THE government has intercepted 30,000 biosecurity risks in less than 12 months and one of the nation's most senior public servants has admitted the system is under pressure
The nation's biosecurity strain was put under the spotlight, as officials from the Department of Agriculture, Water and Environment were grilled in a Senate estimates hearing on Tuesday.
DAWE head honcho Andrew Metcalfe said while biosecurity was well funded, he was concerned the risks would become increasingly difficult to manage.
"It would be remiss of me to say the system is not under pressure," Mr Metcalfe said.
"Certain diseases or pests, should they become established, will have catastrophic consequences - foot and mouth, African swine flu, African horse fever and kharpa beetle, just to name a few."
The government has committed $873 million to biosecurity in 2020/21.
However, a recent CSIRO report found the nation's biosecurity system would struggle to meet future challenges, even with a tripling of investment over the next 10 years, and was in need of an overhaul.
Last year, a plan to increase biosecurity funding through an export levy was suddenly scrapped, which Mr Metcalfe said was in response to the "deeply worrying" economic impact COVID-19 had on exporters.
"Effectively the funding has remained, [with the levy] there would be more contribution from users of the system and less from the taxpayer," he said.
"There's been no diminution in biosecurity effort, it's a question ultimately of who pays."
DAWE biosecurity deputy secretary Andrew Tongue said so far in this financial year, the department had counted nearly 30,000 interceptions, or more than 3300 a month.
"The most recent one was a container of rice from overseas where we found one live khapra beetle," Mr Tongue said.
The department was reluctant to single out what the number one biosecurity risk was, but Mr Tongue said the biggest issue was "pest and disease pressure".
"What we're seeing is a build up of pests and diseases poised on pathways that lead to Australia," he said.
"Those pathways could be natural ones from surrounding regions, or they could be trade pathways."

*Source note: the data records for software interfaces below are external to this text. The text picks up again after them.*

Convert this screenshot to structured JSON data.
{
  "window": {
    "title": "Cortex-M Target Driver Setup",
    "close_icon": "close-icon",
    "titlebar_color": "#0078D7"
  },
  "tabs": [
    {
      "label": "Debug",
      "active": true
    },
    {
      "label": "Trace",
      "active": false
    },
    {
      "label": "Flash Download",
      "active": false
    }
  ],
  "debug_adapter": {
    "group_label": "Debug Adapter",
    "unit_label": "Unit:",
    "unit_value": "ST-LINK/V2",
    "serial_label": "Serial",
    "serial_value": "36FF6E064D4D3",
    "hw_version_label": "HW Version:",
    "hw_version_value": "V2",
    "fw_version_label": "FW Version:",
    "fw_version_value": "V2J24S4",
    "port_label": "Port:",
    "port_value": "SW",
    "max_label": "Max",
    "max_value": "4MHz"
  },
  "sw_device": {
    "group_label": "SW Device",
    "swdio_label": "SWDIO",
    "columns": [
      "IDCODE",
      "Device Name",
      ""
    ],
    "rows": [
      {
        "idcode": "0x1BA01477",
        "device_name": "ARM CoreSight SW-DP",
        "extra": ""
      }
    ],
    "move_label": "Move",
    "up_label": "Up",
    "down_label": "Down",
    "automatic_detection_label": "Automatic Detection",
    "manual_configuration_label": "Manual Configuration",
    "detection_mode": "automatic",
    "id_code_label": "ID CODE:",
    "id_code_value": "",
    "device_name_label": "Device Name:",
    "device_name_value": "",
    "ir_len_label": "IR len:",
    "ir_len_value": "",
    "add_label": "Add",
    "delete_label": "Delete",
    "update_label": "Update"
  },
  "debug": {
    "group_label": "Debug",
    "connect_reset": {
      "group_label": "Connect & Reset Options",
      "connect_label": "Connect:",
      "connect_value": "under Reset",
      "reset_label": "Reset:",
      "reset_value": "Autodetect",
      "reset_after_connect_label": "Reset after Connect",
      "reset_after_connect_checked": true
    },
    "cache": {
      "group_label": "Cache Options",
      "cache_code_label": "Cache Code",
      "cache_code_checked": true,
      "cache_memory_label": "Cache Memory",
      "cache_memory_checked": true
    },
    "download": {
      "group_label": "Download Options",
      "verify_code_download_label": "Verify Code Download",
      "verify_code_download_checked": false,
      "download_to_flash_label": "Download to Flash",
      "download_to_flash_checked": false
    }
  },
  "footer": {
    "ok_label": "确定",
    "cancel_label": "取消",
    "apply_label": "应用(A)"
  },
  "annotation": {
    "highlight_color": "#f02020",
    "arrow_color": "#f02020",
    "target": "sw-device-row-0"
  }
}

Mr Metcalfe said biosecurity risks all tended to follow similar pathways, so the department focused on putting levels of prevention throughout the system.
"What we have seen in 20/21 is a different travel pattern with the advent of COVID, international passenger arrivals have dropped dramatically, but we've seen a significant increase in mail items and shipping containers," he said.
"Because of the reduction of flights, we've been able to redeploy people because the reduction in passengers coincided with this big uplift in items coming by mail."
The National Farmers Federation has called on the government to establish a national biosecurity strategy.
"The industry feels like we've been lucky, and our fear is that our luck will run out and there will be a major incursion," NFF chief executive Tony Mahar said.